Sheep farmers reliant on subsidies could profit from letting their land naturally return to woodland, a study suggests.
Most sheep farming in the UK is not profitable without subsidies, if farmers are paid for their labour, according to the research from Sheffield University.
But farmers could make money by allowing native trees to return to their land and selling “credits” for the amount of carbon dioxide the trees absorb as part of efforts to tackle climate change.
The study found farmers with at least 60 acres of land could turn a profit if they allowed it to naturally regenerate into woodland and were paid as little as £3 a tonne for the carbon the woods store.
The credits could be bought by businesses or individuals who want to offset their emissions, for example from flights.
If they were sold for £15 a tonne – the current market price for carbon credits – they could make forests of any size profitable, the study published in the journal Environmental Research Letters said.
If farmers had to plant trees, they would need a price of around £42 per tonne of carbon stored – although government grants can help cover the costs of new woodland creation, the study said.
National Sheep Association chief executive Phil Stocker said expecting farmers to give up keeping sheep and plant forests “ignores two basic facts”.
He said: “Sheep farming is more than just a business, it is part of our culture and heritage and farmers get huge pride and satisfaction from farming sheep.”
Secondly, land management had to be looked at on a multi-functional basis, he said, adding: “Sheep farmers are managing one of our most precious resources – grassland – while also producing a fantastic and nutritious food from it.”

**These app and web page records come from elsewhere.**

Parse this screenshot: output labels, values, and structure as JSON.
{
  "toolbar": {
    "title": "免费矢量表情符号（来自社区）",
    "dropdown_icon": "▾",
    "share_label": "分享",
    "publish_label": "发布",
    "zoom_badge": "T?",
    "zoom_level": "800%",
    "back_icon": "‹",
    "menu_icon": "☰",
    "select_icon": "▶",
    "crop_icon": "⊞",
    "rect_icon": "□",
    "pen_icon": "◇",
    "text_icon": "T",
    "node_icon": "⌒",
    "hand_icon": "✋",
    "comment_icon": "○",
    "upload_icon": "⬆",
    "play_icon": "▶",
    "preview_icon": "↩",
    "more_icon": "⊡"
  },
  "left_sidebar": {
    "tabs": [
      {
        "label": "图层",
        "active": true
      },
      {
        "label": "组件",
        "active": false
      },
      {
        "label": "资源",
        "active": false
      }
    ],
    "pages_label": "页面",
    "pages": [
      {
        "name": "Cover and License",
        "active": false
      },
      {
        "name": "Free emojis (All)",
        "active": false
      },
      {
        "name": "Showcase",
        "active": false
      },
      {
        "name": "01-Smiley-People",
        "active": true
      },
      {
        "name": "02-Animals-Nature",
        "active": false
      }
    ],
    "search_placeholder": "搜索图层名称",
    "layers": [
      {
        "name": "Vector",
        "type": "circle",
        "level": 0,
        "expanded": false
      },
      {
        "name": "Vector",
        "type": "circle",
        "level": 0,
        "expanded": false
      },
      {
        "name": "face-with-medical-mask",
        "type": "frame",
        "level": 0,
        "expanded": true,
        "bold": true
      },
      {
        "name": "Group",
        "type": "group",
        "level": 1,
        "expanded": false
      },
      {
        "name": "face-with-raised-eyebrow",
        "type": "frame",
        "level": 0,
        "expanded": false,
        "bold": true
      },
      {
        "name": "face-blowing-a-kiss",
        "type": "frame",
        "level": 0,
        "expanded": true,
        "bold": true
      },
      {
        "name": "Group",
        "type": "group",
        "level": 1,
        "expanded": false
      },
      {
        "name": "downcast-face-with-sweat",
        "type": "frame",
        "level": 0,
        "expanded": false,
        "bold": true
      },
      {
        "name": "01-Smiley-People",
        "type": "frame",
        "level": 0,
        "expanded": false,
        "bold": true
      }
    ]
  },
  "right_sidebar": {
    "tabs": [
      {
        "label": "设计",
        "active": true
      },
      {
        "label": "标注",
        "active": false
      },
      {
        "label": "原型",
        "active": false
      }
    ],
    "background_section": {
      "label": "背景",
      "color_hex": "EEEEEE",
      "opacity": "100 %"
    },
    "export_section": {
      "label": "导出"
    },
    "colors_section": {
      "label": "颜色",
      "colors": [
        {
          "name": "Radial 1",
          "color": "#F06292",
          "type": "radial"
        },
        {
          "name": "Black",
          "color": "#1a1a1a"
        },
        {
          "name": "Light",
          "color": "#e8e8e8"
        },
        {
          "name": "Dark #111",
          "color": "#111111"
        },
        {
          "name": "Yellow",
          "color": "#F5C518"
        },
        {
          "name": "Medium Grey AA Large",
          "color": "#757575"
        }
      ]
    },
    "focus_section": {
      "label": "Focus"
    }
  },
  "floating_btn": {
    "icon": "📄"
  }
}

He said grassland stored carbon and supported wildlife, and sheep farming was at the heart of rural communities that the public benefited from when they visit the countryside.